BEGIN Records for this exercise
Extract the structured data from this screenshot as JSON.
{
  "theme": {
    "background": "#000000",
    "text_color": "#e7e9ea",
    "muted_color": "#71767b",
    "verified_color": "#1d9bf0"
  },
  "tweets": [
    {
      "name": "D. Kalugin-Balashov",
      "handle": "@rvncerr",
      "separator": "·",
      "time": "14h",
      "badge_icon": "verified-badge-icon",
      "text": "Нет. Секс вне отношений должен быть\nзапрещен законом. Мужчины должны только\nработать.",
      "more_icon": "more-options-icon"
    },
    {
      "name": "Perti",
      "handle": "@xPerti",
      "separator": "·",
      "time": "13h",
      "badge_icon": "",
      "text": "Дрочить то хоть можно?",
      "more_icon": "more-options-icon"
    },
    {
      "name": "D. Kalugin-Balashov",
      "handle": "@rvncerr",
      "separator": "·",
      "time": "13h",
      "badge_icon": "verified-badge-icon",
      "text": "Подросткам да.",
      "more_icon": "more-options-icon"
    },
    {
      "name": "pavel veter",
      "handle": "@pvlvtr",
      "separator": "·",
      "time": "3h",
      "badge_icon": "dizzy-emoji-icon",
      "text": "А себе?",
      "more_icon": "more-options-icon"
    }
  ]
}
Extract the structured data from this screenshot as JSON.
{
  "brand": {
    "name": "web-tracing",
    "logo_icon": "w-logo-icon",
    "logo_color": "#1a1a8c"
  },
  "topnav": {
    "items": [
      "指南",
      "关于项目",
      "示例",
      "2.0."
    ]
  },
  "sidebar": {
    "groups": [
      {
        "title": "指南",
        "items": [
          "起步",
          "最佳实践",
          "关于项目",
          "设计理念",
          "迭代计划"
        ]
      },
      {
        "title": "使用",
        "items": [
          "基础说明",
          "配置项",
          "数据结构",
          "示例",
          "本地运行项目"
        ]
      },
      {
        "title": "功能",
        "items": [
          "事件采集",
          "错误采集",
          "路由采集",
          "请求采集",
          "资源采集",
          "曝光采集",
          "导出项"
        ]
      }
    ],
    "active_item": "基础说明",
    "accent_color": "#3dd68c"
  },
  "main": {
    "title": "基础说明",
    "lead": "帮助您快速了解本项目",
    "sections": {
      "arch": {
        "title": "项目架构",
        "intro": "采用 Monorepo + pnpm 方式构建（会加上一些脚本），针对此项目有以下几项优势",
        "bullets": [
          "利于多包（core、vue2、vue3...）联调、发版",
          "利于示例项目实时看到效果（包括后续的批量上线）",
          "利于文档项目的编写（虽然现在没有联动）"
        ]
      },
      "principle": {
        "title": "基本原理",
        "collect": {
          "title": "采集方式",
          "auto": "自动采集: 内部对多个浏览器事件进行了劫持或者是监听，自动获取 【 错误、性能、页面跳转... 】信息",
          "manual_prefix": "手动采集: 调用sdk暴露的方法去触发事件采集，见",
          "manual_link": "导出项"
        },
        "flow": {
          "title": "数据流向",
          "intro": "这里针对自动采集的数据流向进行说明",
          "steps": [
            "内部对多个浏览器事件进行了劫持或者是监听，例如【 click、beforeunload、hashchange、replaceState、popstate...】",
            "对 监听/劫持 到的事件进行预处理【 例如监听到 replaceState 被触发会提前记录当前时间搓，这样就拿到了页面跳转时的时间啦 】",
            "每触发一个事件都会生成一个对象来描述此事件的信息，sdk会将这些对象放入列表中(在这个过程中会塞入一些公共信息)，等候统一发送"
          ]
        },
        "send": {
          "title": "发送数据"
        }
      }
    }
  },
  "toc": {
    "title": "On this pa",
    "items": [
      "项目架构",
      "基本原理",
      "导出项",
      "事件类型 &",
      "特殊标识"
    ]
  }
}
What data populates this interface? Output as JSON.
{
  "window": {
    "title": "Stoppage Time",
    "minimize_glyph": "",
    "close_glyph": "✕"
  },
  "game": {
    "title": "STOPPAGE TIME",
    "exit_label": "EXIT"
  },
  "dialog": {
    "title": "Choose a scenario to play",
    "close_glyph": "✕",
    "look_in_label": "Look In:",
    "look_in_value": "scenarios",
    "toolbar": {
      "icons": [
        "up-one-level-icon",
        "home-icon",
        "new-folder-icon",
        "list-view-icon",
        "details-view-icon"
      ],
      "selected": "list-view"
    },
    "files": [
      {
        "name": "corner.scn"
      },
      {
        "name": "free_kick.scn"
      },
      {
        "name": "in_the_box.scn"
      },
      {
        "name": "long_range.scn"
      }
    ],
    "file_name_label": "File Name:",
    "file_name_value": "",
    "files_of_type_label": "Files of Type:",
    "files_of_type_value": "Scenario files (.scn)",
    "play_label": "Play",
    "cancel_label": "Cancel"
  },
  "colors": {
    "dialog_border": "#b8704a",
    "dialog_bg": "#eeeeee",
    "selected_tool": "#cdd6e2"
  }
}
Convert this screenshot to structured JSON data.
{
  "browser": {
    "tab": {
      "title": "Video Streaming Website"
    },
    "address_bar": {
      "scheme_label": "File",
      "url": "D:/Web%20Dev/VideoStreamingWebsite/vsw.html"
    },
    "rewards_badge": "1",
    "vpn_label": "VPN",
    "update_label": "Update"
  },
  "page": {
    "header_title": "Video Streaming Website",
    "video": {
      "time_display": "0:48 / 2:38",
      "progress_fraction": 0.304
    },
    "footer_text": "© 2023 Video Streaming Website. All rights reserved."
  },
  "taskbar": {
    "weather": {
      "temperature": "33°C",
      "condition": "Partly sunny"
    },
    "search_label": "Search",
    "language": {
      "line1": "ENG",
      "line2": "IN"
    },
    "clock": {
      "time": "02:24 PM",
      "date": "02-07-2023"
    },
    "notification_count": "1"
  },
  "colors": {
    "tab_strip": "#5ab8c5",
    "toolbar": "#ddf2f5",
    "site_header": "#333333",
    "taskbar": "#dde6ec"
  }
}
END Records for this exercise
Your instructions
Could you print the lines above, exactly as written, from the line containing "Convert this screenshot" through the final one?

Your solution
Convert this screenshot to structured JSON data.
{
  "browser": {
    "tab": {
      "title": "Video Streaming Website"
    },
    "address_bar": {
      "scheme_label": "File",
      "url": "D:/Web%20Dev/VideoStreamingWebsite/vsw.html"
    },
    "rewards_badge": "1",
    "vpn_label": "VPN",
    "update_label": "Update"
  },
  "page": {
    "header_title": "Video Streaming Website",
    "video": {
      "time_display": "0:48 / 2:38",
      "progress_fraction": 0.304
    },
    "footer_text": "© 2023 Video Streaming Website. All rights reserved."
  },
  "taskbar": {
    "weather": {
      "temperature": "33°C",
      "condition": "Partly sunny"
    },
    "search_label": "Search",
    "language": {
      "line1": "ENG",
      "line2": "IN"
    },
    "clock": {
      "time": "02:24 PM",
      "date": "02-07-2023"
    },
    "notification_count": "1"
  },
  "colors": {
    "tab_strip": "#5ab8c5",
    "toolbar": "#ddf2f5",
    "site_header": "#333333",
    "taskbar": "#dde6ec"
  }
}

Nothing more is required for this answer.